- What is required -
From the entries that follow, pick out all lines holding "ffdec".

** Information given follows **

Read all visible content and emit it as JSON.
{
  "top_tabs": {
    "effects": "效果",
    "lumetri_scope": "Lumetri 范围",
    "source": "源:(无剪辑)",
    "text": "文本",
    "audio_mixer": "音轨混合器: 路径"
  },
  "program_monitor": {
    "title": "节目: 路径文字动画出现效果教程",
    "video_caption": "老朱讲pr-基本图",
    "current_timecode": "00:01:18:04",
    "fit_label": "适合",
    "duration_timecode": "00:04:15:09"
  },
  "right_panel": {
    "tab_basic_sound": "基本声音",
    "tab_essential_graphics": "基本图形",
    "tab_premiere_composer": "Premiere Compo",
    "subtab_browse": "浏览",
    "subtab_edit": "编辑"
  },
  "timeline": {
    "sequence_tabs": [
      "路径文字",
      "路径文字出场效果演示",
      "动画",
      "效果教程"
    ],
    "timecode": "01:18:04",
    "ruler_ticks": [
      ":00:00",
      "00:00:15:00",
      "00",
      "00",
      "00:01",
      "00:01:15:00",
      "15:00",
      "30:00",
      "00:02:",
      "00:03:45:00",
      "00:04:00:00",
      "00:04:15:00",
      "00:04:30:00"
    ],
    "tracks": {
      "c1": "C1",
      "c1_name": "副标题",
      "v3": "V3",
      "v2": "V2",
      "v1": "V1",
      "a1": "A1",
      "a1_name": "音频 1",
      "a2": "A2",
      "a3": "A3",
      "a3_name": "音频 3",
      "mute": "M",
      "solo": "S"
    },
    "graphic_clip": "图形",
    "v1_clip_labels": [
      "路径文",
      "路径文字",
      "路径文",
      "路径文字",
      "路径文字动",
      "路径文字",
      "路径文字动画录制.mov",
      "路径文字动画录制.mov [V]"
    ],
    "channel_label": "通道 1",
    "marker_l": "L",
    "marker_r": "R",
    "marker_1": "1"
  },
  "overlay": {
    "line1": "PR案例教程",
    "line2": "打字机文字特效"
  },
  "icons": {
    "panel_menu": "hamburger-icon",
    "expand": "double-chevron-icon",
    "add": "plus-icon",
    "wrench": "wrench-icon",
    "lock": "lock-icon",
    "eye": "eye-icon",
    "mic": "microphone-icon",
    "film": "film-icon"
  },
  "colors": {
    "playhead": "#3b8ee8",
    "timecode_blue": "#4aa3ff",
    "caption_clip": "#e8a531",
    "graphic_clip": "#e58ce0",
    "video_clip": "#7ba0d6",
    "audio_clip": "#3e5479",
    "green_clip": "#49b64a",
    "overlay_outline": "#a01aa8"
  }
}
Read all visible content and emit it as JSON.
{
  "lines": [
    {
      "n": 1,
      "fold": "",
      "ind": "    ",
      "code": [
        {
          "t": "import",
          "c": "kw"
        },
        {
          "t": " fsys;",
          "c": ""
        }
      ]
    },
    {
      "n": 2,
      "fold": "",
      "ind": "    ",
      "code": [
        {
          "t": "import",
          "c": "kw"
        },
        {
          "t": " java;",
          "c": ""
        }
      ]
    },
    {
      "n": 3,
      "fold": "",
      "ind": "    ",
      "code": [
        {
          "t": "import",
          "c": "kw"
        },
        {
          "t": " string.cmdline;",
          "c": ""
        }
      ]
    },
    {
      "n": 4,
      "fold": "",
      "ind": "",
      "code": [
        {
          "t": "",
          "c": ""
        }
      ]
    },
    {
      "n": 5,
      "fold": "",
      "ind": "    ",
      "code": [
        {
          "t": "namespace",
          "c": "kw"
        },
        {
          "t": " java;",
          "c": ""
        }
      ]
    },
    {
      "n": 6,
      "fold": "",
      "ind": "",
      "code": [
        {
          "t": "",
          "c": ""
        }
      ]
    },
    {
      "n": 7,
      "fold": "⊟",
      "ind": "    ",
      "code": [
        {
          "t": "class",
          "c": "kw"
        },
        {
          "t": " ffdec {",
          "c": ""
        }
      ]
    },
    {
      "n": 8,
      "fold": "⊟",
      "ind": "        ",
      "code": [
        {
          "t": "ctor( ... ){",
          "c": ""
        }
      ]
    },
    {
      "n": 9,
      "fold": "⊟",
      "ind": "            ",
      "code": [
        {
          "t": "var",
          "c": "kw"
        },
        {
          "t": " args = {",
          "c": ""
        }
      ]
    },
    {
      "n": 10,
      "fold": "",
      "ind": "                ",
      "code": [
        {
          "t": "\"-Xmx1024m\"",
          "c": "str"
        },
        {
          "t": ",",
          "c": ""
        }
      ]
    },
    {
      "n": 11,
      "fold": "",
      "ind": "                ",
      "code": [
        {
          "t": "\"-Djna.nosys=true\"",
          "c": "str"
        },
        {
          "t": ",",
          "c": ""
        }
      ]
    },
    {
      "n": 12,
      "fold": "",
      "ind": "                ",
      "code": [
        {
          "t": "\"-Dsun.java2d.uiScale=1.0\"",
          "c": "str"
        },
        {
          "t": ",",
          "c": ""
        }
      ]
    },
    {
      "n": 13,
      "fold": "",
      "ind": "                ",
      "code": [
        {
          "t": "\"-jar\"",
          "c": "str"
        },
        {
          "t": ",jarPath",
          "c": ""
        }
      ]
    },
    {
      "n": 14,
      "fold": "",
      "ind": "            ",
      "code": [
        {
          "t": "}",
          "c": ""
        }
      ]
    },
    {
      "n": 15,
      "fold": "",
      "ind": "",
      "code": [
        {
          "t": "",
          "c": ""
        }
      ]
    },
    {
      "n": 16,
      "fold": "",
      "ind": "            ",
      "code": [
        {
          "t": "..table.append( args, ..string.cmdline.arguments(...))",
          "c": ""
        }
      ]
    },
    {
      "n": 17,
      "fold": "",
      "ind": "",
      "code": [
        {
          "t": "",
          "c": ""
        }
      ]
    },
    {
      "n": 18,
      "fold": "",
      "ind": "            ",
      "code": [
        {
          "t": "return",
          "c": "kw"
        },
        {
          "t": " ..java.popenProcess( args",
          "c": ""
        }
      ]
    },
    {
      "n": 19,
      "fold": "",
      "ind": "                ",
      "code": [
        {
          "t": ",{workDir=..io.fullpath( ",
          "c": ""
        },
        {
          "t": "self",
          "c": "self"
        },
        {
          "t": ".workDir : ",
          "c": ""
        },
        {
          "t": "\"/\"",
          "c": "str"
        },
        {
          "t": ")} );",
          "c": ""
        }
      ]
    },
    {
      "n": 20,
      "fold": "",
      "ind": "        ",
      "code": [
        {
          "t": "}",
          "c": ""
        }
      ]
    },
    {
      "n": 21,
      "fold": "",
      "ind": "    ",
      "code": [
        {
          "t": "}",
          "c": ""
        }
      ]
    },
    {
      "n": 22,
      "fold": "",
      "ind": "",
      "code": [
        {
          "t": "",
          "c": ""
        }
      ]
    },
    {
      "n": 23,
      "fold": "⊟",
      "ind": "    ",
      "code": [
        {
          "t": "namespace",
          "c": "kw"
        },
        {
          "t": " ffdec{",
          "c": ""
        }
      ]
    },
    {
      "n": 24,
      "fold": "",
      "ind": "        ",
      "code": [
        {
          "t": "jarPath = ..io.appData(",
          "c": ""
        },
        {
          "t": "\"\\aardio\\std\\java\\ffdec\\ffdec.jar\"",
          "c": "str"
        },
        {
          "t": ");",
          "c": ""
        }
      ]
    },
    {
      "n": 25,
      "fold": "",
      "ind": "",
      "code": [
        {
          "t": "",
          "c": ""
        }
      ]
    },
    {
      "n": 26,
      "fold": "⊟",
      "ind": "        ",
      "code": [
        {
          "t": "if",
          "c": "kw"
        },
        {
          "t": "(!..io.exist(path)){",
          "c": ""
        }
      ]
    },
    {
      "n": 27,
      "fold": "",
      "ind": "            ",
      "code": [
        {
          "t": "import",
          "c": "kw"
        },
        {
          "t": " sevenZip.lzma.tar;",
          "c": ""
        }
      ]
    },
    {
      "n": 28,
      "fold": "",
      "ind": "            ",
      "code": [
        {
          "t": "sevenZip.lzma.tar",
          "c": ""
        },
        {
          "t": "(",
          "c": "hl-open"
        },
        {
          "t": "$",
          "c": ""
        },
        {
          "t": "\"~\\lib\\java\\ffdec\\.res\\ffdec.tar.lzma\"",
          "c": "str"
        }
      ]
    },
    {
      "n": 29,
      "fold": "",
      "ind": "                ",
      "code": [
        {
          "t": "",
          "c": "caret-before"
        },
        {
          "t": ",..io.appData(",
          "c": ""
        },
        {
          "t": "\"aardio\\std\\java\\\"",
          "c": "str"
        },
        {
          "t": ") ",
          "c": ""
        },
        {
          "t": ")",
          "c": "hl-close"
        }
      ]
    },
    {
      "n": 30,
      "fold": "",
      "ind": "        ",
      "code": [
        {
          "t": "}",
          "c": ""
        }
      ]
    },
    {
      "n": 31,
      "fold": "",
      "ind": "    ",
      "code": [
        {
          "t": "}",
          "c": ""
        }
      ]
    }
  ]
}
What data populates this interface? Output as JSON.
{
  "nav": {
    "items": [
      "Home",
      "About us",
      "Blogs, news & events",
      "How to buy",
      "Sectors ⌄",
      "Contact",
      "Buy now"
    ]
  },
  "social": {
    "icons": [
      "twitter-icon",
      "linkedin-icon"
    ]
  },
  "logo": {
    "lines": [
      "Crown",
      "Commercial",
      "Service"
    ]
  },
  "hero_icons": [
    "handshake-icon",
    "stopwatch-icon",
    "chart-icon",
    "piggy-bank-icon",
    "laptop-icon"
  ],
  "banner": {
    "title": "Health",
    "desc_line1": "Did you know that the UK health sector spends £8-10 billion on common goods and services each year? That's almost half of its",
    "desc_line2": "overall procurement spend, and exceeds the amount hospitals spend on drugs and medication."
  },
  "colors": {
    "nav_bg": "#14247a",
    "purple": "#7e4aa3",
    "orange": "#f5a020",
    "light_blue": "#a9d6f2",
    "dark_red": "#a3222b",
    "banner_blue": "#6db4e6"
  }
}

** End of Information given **

- Solution -
          "t": " ffdec {",
          "t": " ffdec{",
          "t": "\"\\aardio\\std\\java\\ffdec\\ffdec.jar\"",
          "t": "\"~\\lib\\java\\ffdec\\.res\\ffdec.tar.lzma\"",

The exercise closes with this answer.